The Water Services Association of Australia (WSAA) provides a number of manuals, codes, standards, specifications and tools to ensure the continued performance of water and wastewater infrastructure. Following the relevant documents will help make sure that a high-quality level of workmanship and long-term performance is achieved.
DR WSA 201—2017-2.1 Manual for Selection and Application of Protective Coatings is one of the manuals provided by WSAA to advise on the selection and application of protective coatings.
It sets out standard requirements for applying protective coatings and was created to be used by those specifying and applying coatings and linings for water and wastewater assets, as well as for similar assets where corrosion protection is integral to good asset management.
The manual is not a standalone document and should be used together with other relevant Australian and international standards, and other documentation issued by product suppliers to facilitate the development of integrated specifications.
Selecting the coating
According to the manual, one of the key considerations that needs to be taken into account when selecting a coating is the environmental conditions the asset is exposed to.
Environmental conditions can have an effect on the durability of a protective coating and need to be considered when making a selection.
Conditions at each site can vary widely, from severe to benign, with the possibility of a combination of macro and micro climates also being present. These include humid underground conditions, chemical and gas exposure, sun exposure, salt spray, and weather conditions.
These all present different corrosion rates so it’s essential to choose a protective coating that will protect the structure from all the different elements that may be present.

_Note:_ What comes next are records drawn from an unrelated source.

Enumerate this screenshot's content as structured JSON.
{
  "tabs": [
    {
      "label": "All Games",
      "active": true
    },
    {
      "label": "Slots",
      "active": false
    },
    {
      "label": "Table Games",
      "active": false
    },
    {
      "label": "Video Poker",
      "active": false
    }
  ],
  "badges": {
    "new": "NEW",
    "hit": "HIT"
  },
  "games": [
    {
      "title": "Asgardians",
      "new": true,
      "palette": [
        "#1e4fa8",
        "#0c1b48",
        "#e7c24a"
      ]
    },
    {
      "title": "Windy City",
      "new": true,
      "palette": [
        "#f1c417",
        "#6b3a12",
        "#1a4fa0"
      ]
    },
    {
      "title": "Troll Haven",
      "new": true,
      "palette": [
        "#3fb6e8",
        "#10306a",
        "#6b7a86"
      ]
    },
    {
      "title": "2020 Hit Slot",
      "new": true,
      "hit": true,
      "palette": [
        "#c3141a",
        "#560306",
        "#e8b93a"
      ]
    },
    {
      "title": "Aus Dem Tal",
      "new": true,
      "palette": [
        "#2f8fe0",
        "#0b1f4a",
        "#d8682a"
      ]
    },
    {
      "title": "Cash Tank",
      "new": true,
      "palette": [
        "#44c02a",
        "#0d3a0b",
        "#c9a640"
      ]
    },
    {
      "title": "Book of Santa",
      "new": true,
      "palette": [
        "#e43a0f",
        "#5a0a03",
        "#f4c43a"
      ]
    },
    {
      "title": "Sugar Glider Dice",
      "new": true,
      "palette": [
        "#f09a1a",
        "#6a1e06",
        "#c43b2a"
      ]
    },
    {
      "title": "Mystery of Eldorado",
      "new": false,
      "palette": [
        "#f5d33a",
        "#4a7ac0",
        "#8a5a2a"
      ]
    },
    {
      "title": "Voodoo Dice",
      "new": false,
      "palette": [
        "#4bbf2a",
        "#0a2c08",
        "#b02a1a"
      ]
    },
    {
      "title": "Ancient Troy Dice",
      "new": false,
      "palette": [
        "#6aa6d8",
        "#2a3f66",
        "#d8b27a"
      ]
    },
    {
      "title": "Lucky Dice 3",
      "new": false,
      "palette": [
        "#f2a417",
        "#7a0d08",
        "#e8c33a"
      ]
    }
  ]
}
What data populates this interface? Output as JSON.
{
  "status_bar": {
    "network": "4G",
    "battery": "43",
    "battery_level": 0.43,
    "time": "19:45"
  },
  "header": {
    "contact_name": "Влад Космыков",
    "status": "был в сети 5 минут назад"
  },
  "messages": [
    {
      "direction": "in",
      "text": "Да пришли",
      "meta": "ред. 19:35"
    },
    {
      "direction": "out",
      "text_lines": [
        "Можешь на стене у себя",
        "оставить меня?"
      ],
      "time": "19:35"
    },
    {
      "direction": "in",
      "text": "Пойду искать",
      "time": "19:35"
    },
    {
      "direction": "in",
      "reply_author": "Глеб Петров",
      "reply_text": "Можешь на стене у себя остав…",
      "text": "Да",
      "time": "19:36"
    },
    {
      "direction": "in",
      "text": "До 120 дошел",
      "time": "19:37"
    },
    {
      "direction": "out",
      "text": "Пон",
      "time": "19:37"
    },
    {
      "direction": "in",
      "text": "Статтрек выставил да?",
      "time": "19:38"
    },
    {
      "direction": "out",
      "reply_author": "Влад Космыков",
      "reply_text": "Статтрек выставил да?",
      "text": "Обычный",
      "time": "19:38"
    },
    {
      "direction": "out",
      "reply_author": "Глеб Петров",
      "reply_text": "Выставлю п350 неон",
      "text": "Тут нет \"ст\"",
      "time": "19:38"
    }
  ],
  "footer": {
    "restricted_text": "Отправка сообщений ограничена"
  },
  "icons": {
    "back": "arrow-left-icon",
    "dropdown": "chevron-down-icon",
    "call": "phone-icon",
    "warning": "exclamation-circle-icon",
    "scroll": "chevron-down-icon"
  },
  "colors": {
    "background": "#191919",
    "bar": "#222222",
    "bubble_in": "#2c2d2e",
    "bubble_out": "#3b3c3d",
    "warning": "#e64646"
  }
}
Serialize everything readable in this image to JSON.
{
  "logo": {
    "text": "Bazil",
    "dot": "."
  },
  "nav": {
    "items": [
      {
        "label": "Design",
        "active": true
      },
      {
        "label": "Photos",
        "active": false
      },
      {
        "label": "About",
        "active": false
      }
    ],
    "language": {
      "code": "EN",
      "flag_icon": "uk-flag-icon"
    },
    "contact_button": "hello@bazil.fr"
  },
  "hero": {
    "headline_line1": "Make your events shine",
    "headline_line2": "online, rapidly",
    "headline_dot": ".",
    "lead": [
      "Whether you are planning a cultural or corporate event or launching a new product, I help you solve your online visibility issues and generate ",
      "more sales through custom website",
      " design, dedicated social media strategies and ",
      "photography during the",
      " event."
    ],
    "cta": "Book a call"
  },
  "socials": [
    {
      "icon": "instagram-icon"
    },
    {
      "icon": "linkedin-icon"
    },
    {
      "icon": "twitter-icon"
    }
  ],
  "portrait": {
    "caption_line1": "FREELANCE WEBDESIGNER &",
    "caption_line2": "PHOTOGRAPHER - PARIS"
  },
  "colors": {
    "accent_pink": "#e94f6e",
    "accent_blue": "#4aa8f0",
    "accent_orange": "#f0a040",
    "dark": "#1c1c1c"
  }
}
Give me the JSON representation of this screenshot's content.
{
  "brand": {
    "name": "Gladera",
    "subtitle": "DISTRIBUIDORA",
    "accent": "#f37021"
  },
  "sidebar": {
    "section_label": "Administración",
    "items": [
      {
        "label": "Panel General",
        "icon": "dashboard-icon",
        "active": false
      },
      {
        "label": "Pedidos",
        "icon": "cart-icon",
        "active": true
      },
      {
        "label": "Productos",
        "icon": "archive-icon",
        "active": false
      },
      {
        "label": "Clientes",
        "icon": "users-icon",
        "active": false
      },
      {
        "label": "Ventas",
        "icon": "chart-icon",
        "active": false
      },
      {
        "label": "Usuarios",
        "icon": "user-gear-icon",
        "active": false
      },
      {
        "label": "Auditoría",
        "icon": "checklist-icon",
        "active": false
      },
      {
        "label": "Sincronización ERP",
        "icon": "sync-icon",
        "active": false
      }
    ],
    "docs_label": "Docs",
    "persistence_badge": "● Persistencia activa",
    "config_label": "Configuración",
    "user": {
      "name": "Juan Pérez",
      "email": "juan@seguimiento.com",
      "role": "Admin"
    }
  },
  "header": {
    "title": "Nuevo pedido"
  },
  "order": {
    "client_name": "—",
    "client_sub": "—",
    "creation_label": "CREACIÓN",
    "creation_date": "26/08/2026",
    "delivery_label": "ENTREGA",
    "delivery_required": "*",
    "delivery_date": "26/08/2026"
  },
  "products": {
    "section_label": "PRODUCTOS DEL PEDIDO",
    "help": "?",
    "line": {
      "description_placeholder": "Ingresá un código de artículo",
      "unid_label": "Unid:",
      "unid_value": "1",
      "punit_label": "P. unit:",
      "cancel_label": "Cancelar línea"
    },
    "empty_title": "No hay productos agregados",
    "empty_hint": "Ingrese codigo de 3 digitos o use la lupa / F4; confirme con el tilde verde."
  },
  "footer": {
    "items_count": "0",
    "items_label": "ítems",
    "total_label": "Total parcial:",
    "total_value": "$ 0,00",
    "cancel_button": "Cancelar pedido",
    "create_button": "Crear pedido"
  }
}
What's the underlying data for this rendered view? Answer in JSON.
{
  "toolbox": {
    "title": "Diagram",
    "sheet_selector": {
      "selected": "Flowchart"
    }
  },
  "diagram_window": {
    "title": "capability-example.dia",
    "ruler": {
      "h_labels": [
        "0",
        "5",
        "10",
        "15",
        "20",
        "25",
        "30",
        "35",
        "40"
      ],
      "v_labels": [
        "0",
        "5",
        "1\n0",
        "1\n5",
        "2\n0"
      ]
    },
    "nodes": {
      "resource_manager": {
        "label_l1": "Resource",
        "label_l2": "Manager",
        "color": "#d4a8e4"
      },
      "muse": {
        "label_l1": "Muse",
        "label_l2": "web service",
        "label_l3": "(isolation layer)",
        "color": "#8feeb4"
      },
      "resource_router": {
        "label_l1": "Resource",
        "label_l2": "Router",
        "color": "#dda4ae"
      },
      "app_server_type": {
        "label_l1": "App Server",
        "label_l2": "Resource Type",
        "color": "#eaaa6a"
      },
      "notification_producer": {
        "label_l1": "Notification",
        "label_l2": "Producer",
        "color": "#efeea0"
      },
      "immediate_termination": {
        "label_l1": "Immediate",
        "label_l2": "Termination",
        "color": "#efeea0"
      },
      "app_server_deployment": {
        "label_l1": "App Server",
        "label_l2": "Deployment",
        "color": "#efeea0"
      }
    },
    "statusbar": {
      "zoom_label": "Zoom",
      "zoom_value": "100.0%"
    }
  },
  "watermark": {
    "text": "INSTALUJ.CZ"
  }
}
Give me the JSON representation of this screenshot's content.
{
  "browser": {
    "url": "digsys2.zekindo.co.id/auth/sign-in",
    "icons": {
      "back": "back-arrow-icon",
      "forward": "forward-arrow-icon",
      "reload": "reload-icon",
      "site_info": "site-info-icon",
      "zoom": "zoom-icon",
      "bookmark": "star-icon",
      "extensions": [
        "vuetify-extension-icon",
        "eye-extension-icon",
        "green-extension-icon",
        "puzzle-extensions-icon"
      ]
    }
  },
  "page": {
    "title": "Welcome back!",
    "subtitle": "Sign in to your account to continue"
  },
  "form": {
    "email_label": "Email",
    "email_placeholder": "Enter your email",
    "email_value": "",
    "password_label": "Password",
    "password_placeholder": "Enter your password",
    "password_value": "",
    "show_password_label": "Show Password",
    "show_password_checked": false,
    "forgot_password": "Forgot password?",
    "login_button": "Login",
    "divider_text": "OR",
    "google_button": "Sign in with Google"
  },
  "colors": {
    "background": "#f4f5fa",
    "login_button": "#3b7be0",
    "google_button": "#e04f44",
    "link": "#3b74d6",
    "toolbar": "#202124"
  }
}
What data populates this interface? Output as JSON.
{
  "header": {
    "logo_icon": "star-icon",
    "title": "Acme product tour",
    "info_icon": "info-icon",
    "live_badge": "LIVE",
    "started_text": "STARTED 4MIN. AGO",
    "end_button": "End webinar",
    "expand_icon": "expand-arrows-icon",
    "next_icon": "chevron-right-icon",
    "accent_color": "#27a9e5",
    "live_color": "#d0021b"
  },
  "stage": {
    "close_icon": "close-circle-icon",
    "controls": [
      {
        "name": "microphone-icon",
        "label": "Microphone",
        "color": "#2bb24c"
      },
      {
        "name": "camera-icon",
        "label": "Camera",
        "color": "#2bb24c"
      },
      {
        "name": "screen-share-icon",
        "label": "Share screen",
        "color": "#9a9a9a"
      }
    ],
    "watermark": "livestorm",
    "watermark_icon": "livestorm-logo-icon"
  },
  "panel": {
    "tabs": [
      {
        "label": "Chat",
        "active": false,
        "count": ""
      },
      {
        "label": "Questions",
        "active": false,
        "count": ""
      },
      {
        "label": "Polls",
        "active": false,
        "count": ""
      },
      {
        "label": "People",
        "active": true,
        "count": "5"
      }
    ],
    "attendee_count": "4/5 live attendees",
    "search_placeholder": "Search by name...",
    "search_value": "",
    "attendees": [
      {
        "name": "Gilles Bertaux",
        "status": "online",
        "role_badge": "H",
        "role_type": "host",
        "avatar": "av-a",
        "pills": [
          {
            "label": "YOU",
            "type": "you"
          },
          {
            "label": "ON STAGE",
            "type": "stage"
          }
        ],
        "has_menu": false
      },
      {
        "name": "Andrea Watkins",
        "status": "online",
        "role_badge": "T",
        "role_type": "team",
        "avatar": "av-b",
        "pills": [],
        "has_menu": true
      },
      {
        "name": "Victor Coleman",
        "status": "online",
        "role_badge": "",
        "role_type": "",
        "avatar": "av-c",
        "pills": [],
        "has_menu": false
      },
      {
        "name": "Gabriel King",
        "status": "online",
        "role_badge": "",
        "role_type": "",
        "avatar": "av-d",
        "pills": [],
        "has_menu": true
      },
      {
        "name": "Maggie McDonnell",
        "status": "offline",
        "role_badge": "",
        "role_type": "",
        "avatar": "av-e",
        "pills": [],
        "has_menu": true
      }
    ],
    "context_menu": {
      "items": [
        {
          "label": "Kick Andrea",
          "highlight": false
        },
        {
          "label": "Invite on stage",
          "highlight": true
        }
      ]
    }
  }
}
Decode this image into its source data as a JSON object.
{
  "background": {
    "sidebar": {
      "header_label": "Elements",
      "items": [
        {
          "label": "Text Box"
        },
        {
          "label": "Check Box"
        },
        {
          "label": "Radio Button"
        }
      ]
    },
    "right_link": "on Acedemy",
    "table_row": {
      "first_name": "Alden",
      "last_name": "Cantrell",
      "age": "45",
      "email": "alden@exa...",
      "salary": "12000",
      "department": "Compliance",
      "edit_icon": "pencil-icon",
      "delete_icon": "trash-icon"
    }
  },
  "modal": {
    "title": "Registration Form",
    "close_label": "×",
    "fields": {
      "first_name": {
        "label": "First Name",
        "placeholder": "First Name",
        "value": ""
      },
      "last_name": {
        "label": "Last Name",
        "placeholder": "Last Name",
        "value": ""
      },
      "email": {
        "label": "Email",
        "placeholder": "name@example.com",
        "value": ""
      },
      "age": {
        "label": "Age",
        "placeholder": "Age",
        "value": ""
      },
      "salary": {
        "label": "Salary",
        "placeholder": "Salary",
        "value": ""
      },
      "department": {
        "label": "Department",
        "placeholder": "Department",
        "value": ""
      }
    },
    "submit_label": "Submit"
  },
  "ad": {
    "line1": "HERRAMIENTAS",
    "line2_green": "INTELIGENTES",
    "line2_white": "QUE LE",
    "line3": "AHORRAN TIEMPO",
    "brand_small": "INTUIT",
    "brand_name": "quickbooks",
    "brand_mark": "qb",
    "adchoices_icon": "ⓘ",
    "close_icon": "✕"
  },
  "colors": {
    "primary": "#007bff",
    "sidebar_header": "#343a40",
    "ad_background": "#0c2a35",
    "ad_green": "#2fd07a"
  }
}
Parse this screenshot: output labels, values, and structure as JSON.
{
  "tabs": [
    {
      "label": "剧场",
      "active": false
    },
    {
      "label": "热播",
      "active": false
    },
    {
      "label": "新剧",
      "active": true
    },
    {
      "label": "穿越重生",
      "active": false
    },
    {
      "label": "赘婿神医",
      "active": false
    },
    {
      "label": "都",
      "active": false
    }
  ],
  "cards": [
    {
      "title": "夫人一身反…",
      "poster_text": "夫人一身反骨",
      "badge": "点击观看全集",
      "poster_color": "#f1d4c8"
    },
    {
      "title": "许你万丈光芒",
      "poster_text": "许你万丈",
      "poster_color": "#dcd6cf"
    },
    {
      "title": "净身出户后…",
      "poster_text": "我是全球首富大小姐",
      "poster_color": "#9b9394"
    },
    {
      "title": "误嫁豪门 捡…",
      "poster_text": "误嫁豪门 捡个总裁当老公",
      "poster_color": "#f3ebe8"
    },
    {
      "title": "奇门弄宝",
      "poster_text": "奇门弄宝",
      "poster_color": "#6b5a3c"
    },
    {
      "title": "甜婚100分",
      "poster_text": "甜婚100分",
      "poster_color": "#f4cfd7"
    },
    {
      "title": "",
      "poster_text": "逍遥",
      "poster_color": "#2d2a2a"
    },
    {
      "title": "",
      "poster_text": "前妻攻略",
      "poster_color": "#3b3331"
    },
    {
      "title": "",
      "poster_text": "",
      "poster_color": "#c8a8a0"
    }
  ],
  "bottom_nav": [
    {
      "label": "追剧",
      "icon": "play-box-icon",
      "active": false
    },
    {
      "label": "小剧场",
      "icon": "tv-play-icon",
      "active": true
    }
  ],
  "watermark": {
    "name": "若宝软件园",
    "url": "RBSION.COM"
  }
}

Different assets also have different requirements for the level of protection required, depending on a number of factors including criticality, required life and accessibility for maintenance.
To help with the selection of coatings, the manual provides a number of general requirements that coating systems for concrete should meet:
- Resistant to chemicals present at the site, fluid loads and frequency. Other factors that need to be taken into account are the vapour phase, abrasive media and cleaning agents
- Ability to withstand the expected thermal load
- Resistant to the expected weather and temperature change load at the site caused by exposure to the medium, operating conditions or cleaning processes
- Resistant to regularly expected mechanical loads
- Ability to bridge discontinuous cracks less than 0.1mm wide
- Firmly bond with the substrate and, in the case of multi-layered structures, with itself
- Resistant to aging processes caused by heat
- Resistant to weather influences if the asset is outdoors
- Resistant to, and compatible with, the expected alkaline load by the cementitious substrate
- Resistant to expected cleaning processes
- Resistant to the effect of micro-organisms
Increasing service life
Water and wastewater structures have a design life ranging from 25 years to 100 years.
Colin Murphy, Product Manager at Hychem, said, “Protective coatings will prevent these structures from corrosion and wear and tear, therefore increasing their service life.
“At Hychem we have a range of products suitable for both the water and wastewater industry that meet the specifications set out in DR WSA 201.
“Under section 8.13, EUH (epoxy ultra high build), which is designed for sewerage environments, a specified thickness between 2.4 and 3mm is needed. Hychem TL5 can be spray applied to satisfy this requirement in a single pass or application.
“Hychem TL9 for chemical bunds also meets the specifications for section 8.20 NOV (novalac epoxy).
“We’ve got clients who coated their assets over 20 years ago, who reported that inspections found minimal change to the coating.
“At Hychem, we understand that the success of any coating system requires careful examination of all design and material criteria. It is this understanding that makes Hychem stand out from the crowd.”